*What you have to do*:
Whenever a line below holds the word "JSON", copy that line.

*Page and application data records*:
------------------------------------------------
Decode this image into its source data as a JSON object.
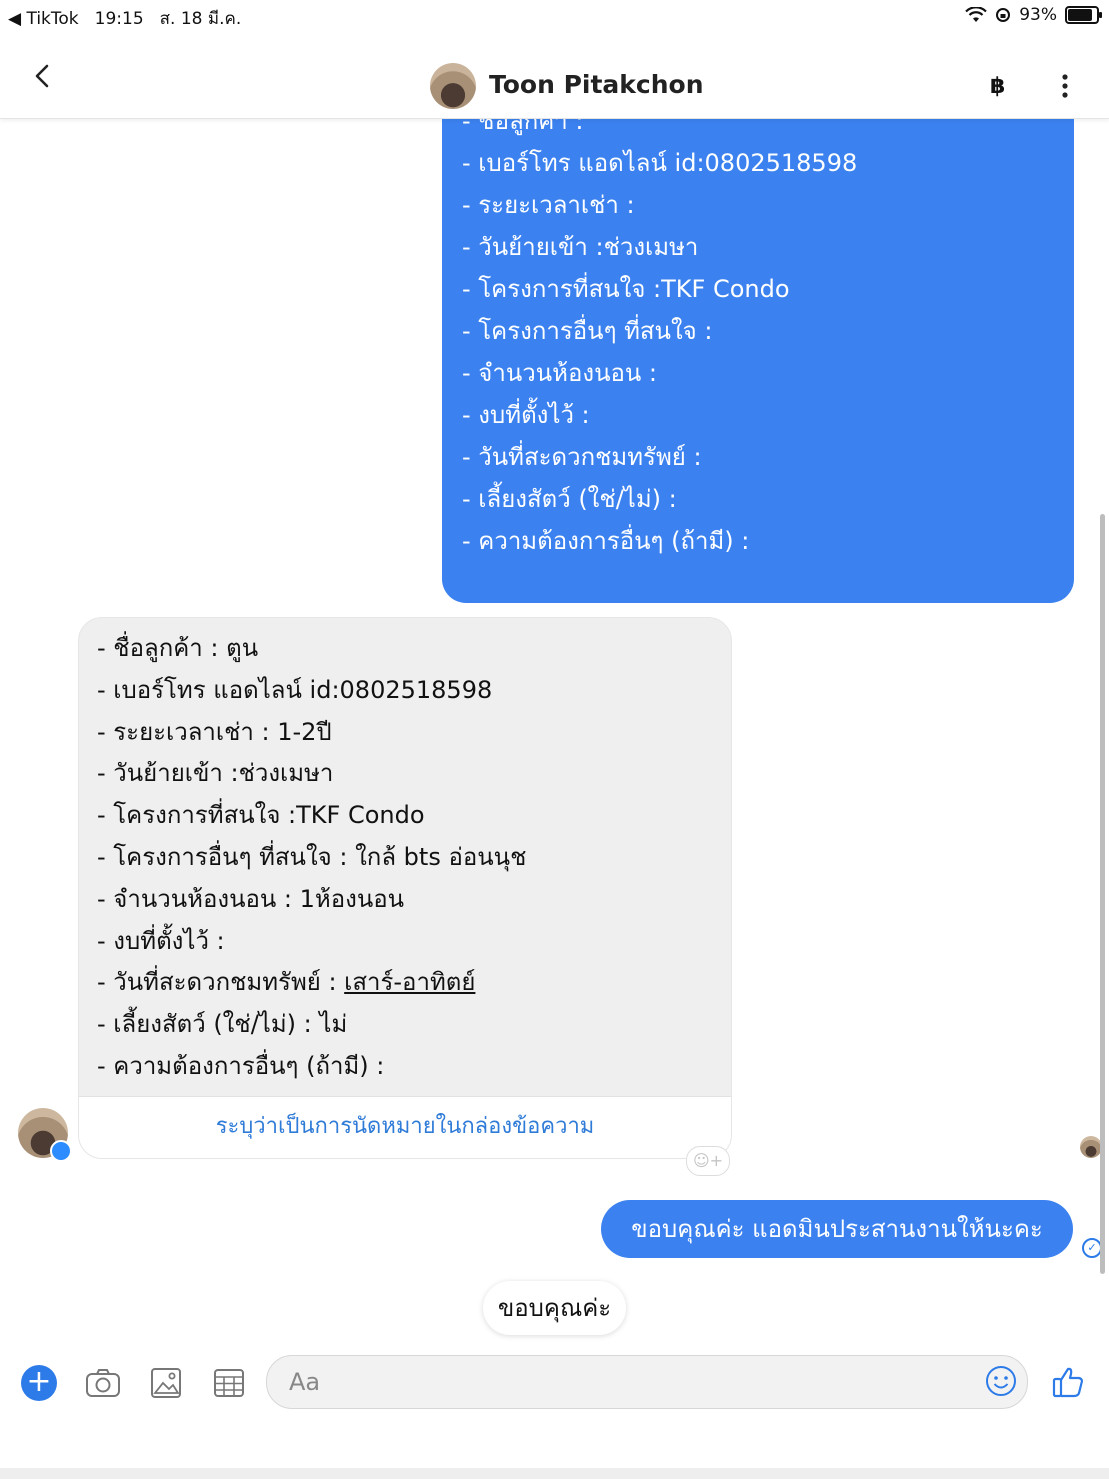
{
  "status_bar": {
    "back_app": "◀ TikTok",
    "time": "19:15",
    "date": "ส. 18 มี.ค.",
    "battery": "93%",
    "battery_level": 0.93
  },
  "header": {
    "contact_name": "Toon Pitakchon",
    "currency_icon": "฿"
  },
  "outgoing_form": {
    "lines": [
      "- ชื่อลูกค้า :",
      "- เบอร์โทร แอดไลน์ id:0802518598",
      "- ระยะเวลาเช่า :",
      "- วันย้ายเข้า :ช่วงเมษา",
      "- โครงการที่สนใจ :TKF Condo",
      "- โครงการอื่นๆ ที่สนใจ :",
      "- จำนวนห้องนอน :",
      "- งบที่ตั้งไว้ :",
      "- วันที่สะดวกชมทรัพย์ :",
      "- เลี้ยงสัตว์ (ใช่/ไม่) :",
      "- ความต้องการอื่นๆ (ถ้ามี) :"
    ]
  },
  "incoming_form": {
    "lines": [
      "- ชื่อลูกค้า : ตูน",
      "- เบอร์โทร แอดไลน์ id:0802518598",
      "- ระยะเวลาเช่า : 1-2ปี",
      "- วันย้ายเข้า :ช่วงเมษา",
      "- โครงการที่สนใจ :TKF Condo",
      "- โครงการอื่นๆ ที่สนใจ : ใกล้ bts อ่อนนุช",
      "- จำนวนห้องนอน : 1ห้องนอน",
      "- งบที่ตั้งไว้ :"
    ],
    "viewing_label": "- วันที่สะดวกชมทรัพย์ : ",
    "viewing_value": "เสาร์-อาทิตย์",
    "lines_after": [
      "- เลี้ยงสัตว์ (ใช่/ไม่) : ไม่",
      "- ความต้องการอื่นๆ (ถ้ามี) :"
    ],
    "action_label": "ระบุว่าเป็นการนัดหมายในกล่องข้อความ"
  },
  "outgoing_reply": "ขอบคุณค่ะ แอดมินประสานงานให้นะคะ",
  "quick_reply": "ขอบคุณค่ะ",
  "composer": {
    "placeholder": "Aa"
  }
}
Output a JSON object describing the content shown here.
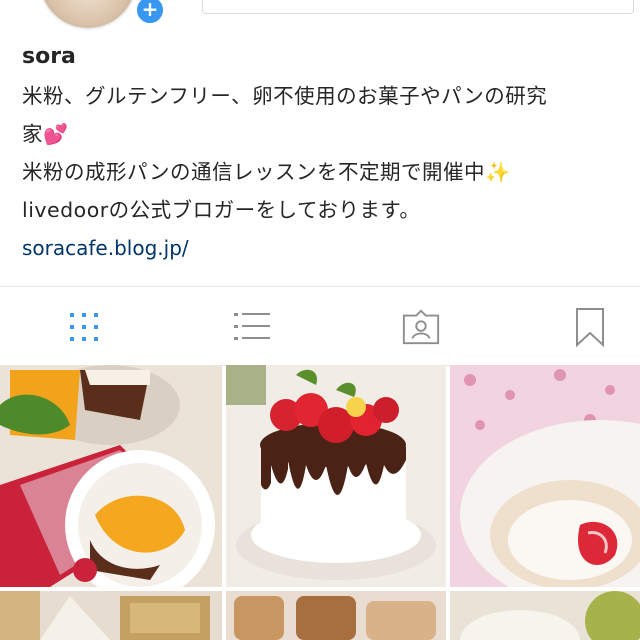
{
  "profile": {
    "username": "sora",
    "bio_lines": [
      "米粉、グルテンフリー、卵不使用のお菓子やパンの研究",
      "家",
      "米粉の成形パンの通信レッスンを不定期で開催中",
      "livedoorの公式ブロガーをしております。"
    ],
    "emoji_hearts": "💕",
    "emoji_sparkles": "✨",
    "website": "soracafe.blog.jp/"
  },
  "tabs": [
    {
      "icon": "grid-icon",
      "active": true
    },
    {
      "icon": "list-icon",
      "active": false
    },
    {
      "icon": "tagged-icon",
      "active": false
    },
    {
      "icon": "bookmark-icon",
      "active": false
    }
  ],
  "colors": {
    "accent": "#3897f0",
    "link": "#003569",
    "icon_inactive": "#8e8e8e"
  },
  "posts": [
    {
      "subject": "sweet potato tart with strawberries"
    },
    {
      "subject": "chocolate drip strawberry cake"
    },
    {
      "subject": "strawberry roll cake on floral cloth"
    },
    {
      "subject": "food photo"
    },
    {
      "subject": "bread and toast"
    },
    {
      "subject": "green soup"
    }
  ]
}
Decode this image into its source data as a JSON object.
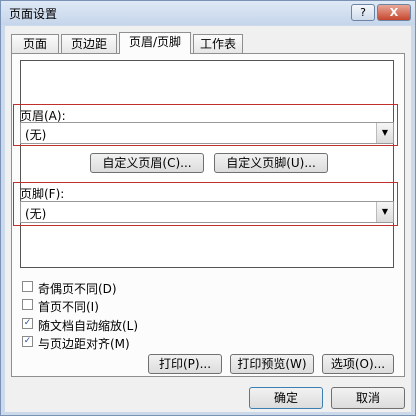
{
  "window": {
    "title": "页面设置",
    "help_label": "?",
    "close_label": "X"
  },
  "tabs": [
    {
      "label": "页面"
    },
    {
      "label": "页边距"
    },
    {
      "label": "页眉/页脚"
    },
    {
      "label": "工作表"
    }
  ],
  "header": {
    "label": "页眉(A):",
    "value": "(无)",
    "custom_button": "自定义页眉(C)..."
  },
  "footer": {
    "label": "页脚(F):",
    "value": "(无)",
    "custom_button": "自定义页脚(U)..."
  },
  "options": [
    {
      "label": "奇偶页不同(D)",
      "checked": false
    },
    {
      "label": "首页不同(I)",
      "checked": false
    },
    {
      "label": "随文档自动缩放(L)",
      "checked": true
    },
    {
      "label": "与页边距对齐(M)",
      "checked": true
    }
  ],
  "check_mark": "✓",
  "arrow_glyph": "▼",
  "buttons": {
    "print": "打印(P)...",
    "print_preview": "打印预览(W)",
    "options": "选项(O)..."
  },
  "footer_buttons": {
    "ok": "确定",
    "cancel": "取消"
  }
}
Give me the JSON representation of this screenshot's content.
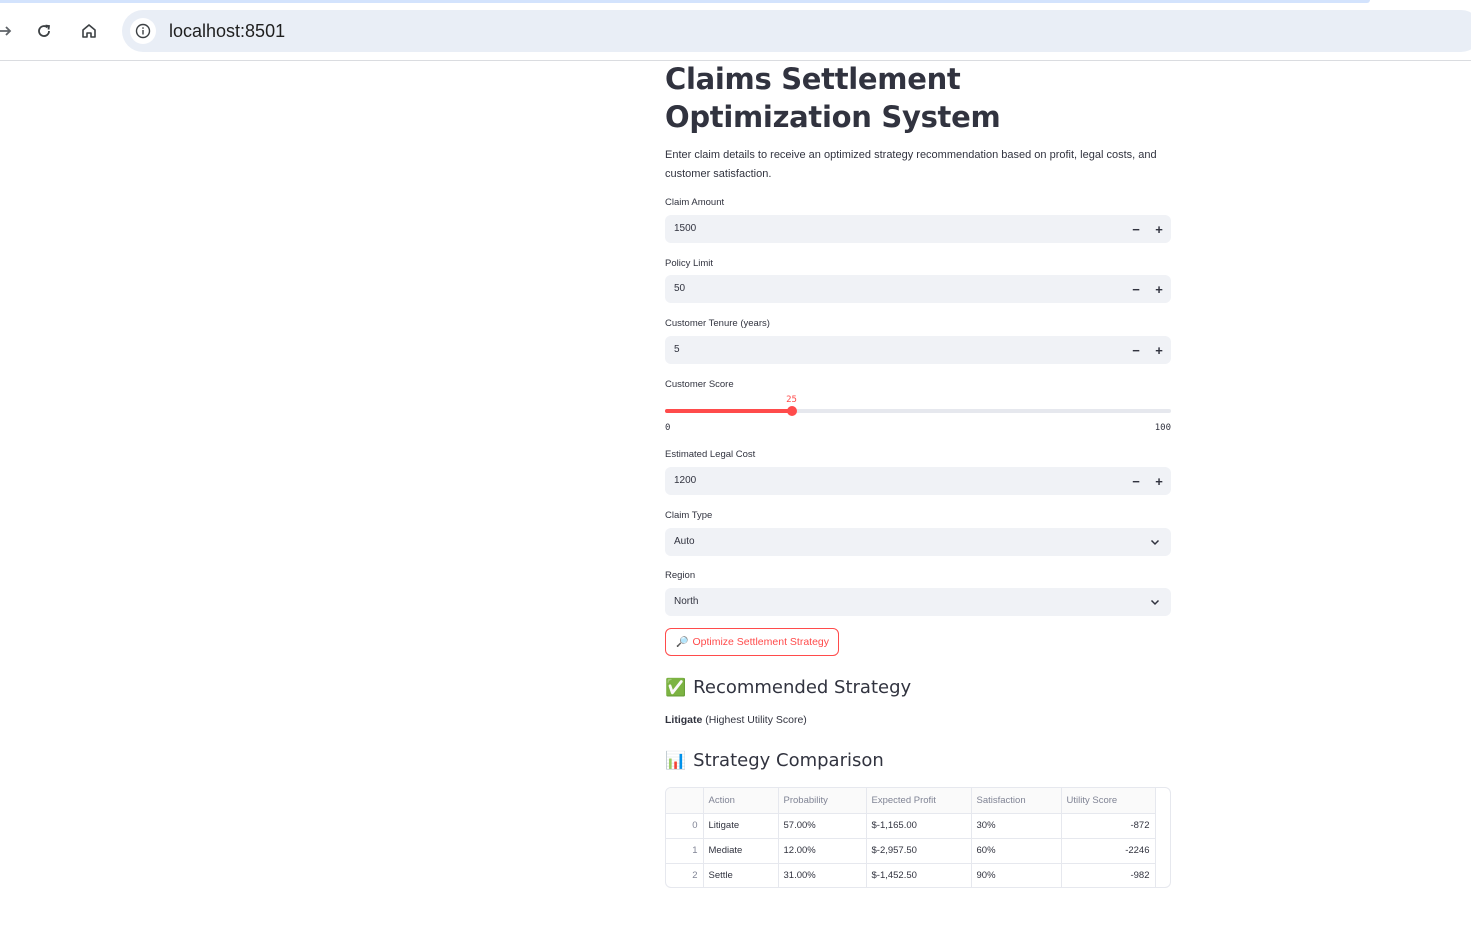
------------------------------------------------
*Answer space*:
Decode this image into its source data as a JSON object.
Output a JSON object describing the content shown here.
Decode this image into its source data as a JSON object.
Give me the JSON representation of this screenshot's content.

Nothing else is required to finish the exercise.